According to this earlier posting, I had switched my Debian / Stretch, Debian 9 -based computer named ‘Plato’ from the open-source ‘Nouveau’ drivers, which are delivered via ‘Mesa’ packages, to the ‘proprietary nVidia drivers’, because the latter offer more power, in several ways.

But then one question which we’d want an answer to, is how to get “Steam” to run. Just from the Linux package manager, the available games are slim picking, and through a Steam membership, we can buy Linux-versions of at least some powerful games, meaning, to pay for with money.

But, when I tried to launch Steam naively, which used to launch, I only got a message-box which said, that Steam could not find the 32-bit version of ‘libGL.so’ – and then Steam died. This temporary result ‘makes sense’, because I had only installed the default, 64-bit libraries, that go with the proprietary packages. Steam is a 32-bit application by default, and I have a multi-arch setup, as a prerequisite.

And so my next project became, to create a 32-bit as well as the existing, 64-bit interface to the rendering system.

The steps that I took assume, that I had previously chosen to install the ‘GLVND’ version of the GLX binaries, and unless the reader has done same, the following recipe will be incorrect. Only, the ‘GLVND’ packages which I initially installed, are not listed in the posting linked to above; they belonged to the suggested packages, which I wrote I had written down on paper, and then added to the command-line, which transformed my graphics system.

When I installed the additional, 32-bit libraries, I did get a disturbing error message, but my box still runs.

The steps which I took to add 32-bit support were, as root, to run:


apt-get install libglx-nvidia0:i386 libgl1-glvnd-nvidia-glx:i386




This works more-or-less, with one caveat:

Given an existing, 64-bit, ‘GLVND’ install, this will produce an error message about a broken link-group, belonging to ‘glx’. Loosely, this means that the packages can no longer use their ‘update-alternatives’ mechanism, to decide whether the 64-bit or the 32-bit libraries should be loaded system-wide ! And so I prayed that the post-install would leave the 64-bit library as the default, in spite of there being no more link-group.

This also rebuilds our initramfs !

Well, the next time I rebooted ‘Plato’, I got what I had prayed for, my system rebooted normally, and OpenGL works fully, both in 64-bit and in 32-bit mode.

This means that ‘Plato’ can access Steam again, which immediately downloaded some updates to itself. And one neat side-effect of all this is, that at least the game “Quern”, which I had purchased on Steam, now runs on ‘Plato’. According to this earlier posting, I had tried to get Quern to run on this machine, using the ‘Nouvaeu’ drivers, and not been able to get a real-time rendering going, for which reason that build exited me back to the desktop.
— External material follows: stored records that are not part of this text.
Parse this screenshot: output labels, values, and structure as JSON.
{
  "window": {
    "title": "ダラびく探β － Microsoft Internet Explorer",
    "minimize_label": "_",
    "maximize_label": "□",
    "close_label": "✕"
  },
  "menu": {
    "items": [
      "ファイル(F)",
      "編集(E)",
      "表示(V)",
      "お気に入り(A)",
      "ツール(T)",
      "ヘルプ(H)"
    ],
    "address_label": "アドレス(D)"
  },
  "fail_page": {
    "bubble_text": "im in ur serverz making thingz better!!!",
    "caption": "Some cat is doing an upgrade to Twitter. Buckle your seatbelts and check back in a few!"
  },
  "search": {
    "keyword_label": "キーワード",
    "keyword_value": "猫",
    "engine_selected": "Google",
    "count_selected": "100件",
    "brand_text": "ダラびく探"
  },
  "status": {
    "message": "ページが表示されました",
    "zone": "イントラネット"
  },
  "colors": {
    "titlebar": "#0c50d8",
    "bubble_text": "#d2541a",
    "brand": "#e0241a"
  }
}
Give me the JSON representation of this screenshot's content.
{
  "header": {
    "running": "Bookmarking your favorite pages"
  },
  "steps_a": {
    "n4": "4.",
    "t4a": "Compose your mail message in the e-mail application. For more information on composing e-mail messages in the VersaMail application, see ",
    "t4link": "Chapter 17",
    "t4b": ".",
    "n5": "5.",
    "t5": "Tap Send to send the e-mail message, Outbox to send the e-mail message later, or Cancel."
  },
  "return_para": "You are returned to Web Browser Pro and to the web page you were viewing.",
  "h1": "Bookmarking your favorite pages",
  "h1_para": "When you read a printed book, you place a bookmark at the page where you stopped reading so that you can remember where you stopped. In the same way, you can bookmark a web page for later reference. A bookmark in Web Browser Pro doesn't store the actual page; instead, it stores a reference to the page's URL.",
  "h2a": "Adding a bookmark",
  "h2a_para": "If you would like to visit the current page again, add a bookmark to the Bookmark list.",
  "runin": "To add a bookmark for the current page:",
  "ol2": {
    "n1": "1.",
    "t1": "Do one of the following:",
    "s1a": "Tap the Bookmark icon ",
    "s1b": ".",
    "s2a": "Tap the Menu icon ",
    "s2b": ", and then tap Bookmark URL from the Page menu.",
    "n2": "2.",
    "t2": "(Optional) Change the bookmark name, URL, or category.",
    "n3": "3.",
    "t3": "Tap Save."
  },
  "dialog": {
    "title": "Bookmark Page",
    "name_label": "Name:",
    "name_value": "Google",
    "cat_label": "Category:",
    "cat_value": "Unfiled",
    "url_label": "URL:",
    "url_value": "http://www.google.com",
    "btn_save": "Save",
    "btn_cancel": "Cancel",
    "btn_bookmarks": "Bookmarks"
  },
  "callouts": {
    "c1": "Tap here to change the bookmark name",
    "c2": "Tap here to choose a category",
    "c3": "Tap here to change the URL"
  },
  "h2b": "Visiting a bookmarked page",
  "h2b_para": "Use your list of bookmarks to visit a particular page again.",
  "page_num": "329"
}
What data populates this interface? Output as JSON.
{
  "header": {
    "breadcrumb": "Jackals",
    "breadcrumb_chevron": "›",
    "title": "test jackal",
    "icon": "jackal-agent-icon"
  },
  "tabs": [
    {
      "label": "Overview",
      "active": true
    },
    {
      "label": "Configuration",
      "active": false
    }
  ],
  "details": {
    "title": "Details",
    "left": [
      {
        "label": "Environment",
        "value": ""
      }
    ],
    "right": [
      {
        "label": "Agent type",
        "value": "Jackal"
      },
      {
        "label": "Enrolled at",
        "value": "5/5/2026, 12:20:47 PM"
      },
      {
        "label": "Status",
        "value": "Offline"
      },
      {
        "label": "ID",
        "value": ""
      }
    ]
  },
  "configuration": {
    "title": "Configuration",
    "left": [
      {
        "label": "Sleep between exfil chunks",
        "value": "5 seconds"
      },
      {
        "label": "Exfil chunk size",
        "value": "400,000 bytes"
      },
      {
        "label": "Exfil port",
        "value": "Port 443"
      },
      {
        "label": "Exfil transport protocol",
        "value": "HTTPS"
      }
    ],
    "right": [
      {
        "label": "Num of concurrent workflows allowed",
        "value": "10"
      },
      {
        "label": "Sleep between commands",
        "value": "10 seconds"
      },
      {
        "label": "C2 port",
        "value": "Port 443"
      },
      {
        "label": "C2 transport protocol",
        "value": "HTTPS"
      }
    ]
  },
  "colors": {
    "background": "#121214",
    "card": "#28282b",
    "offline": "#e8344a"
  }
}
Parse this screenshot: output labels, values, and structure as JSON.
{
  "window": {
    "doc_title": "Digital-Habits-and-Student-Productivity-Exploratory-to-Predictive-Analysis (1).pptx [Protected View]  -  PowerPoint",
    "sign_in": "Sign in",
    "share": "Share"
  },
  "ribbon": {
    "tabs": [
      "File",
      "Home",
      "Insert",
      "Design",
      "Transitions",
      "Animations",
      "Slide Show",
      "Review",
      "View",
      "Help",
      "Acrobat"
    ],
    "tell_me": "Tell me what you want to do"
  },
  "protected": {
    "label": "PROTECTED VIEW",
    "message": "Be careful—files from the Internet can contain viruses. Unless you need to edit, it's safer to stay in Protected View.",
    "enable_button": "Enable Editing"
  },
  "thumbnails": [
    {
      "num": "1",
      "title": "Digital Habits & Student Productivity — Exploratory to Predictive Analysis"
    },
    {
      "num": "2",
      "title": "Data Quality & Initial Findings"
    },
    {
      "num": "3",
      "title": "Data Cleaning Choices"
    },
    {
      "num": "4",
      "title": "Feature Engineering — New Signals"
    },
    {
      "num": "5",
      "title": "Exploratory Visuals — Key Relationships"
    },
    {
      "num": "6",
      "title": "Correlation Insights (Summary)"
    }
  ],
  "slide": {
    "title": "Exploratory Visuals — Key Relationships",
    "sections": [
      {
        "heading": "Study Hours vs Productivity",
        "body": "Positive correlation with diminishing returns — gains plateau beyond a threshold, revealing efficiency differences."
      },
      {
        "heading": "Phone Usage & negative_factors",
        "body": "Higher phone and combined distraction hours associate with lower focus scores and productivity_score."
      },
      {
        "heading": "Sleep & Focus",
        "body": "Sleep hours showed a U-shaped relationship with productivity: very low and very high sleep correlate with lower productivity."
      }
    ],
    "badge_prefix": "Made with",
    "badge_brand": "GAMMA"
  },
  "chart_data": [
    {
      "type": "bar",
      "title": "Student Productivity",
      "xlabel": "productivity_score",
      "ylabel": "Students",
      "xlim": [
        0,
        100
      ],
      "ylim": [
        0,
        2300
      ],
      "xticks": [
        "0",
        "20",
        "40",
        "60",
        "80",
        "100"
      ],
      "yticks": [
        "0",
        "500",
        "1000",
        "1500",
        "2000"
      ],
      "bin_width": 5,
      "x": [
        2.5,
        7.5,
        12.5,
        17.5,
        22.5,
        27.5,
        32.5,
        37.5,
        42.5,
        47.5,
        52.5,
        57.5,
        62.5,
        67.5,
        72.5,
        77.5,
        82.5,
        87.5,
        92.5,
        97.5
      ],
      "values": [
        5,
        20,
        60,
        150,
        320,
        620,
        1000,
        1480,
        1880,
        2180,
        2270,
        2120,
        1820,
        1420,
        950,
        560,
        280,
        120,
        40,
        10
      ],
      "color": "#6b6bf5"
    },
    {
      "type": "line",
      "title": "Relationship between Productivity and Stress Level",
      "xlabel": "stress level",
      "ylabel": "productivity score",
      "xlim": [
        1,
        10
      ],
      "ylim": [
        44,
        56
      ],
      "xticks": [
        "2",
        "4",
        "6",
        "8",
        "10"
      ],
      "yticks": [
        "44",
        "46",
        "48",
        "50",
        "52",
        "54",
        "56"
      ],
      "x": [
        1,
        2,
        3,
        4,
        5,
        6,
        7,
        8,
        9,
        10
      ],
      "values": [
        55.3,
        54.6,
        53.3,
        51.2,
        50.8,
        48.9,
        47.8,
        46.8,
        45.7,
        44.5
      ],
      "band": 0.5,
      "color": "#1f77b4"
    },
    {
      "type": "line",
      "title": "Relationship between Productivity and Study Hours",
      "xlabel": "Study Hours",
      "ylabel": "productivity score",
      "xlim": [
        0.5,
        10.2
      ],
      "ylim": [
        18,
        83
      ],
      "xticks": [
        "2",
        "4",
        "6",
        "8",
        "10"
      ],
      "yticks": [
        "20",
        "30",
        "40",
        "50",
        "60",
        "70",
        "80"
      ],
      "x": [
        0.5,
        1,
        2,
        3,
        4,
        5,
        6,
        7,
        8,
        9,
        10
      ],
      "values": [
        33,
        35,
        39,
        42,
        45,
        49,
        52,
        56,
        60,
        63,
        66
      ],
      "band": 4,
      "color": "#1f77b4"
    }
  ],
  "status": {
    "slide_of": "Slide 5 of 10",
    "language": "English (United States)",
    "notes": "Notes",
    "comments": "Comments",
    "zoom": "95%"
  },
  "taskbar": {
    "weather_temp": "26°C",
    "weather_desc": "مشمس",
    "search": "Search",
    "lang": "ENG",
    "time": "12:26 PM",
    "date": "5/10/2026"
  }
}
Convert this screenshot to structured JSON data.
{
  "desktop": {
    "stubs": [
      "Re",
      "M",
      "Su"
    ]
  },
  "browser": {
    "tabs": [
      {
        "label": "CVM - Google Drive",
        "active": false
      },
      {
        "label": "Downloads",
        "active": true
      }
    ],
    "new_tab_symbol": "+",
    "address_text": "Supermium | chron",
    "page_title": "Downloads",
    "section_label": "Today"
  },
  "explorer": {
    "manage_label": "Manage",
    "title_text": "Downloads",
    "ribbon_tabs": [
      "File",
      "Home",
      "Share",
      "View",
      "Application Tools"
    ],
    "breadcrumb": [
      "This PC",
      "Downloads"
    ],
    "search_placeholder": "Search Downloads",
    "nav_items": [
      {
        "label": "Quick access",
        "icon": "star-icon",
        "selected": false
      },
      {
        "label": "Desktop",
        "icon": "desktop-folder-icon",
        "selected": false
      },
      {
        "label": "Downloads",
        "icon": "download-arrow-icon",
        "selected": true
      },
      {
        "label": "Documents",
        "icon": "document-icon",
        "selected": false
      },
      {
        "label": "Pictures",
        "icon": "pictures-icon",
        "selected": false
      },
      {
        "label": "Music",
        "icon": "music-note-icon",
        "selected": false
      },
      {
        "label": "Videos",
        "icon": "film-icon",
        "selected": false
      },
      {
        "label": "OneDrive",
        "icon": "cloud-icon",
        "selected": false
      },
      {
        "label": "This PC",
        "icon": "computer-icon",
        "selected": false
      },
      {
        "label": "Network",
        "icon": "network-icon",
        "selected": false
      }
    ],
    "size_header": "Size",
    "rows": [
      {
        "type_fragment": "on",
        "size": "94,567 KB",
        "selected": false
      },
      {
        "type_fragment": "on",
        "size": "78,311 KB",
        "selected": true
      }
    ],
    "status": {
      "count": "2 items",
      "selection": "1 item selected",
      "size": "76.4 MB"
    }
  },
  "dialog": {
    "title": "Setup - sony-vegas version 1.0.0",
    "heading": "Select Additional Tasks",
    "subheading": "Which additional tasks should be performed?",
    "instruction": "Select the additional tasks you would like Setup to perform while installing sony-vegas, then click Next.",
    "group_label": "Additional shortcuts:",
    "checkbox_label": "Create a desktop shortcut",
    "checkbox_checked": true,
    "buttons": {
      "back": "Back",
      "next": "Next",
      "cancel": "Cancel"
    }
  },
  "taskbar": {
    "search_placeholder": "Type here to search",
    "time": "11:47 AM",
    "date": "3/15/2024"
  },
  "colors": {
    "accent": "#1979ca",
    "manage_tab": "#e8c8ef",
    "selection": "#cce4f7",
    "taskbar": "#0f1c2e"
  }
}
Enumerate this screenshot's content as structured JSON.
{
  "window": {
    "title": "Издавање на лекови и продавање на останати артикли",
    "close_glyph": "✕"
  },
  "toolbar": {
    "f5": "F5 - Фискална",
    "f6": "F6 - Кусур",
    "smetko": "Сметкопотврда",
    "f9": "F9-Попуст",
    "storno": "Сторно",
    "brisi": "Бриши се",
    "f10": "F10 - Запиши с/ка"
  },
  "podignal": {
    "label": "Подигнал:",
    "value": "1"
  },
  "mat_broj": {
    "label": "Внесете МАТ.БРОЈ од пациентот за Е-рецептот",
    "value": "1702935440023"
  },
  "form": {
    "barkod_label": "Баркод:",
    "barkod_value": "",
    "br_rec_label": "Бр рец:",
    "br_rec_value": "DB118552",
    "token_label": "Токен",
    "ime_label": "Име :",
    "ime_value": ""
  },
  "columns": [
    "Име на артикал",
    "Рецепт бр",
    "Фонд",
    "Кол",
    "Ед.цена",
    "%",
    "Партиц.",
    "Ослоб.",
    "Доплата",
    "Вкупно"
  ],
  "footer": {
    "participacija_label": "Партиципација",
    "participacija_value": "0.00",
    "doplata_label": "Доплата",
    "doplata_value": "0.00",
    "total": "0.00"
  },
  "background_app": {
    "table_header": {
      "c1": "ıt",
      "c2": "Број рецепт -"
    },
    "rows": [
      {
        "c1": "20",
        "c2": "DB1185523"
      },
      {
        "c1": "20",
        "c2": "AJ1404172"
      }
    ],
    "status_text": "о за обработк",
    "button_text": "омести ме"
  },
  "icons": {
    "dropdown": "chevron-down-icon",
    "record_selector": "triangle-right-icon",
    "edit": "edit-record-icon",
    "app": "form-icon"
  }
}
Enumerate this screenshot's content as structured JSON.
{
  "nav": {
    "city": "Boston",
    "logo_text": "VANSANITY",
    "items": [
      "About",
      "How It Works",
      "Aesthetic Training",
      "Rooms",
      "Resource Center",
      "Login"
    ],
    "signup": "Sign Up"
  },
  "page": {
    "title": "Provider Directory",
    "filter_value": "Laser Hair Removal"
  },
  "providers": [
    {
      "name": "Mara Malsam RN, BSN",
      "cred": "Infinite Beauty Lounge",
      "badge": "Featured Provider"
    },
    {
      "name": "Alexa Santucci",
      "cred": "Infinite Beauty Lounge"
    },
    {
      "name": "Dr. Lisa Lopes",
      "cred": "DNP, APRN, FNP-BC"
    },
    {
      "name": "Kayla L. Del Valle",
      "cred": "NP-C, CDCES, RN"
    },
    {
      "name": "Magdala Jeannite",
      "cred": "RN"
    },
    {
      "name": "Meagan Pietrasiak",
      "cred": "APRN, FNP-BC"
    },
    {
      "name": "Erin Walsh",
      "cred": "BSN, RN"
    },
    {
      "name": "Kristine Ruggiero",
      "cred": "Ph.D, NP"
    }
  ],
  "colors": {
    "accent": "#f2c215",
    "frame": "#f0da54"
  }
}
What I get now, is the ability to get actual game-play started, and I also take this to mean, that lengthy play has a chance to remain stable. It was quite unstable with the ‘Nouveau’ drivers.

Hence, the old graphics card – a GTX460 – does have the minimum requirements needed to run ‘Quern’, although some of the fancier effects may need to be disabled in the game settings.

Dirk

## One thought on “Getting Steam to run with proprietary nVidia.”

This site uses Akismet to reduce spam. Learn how your comment data is processed.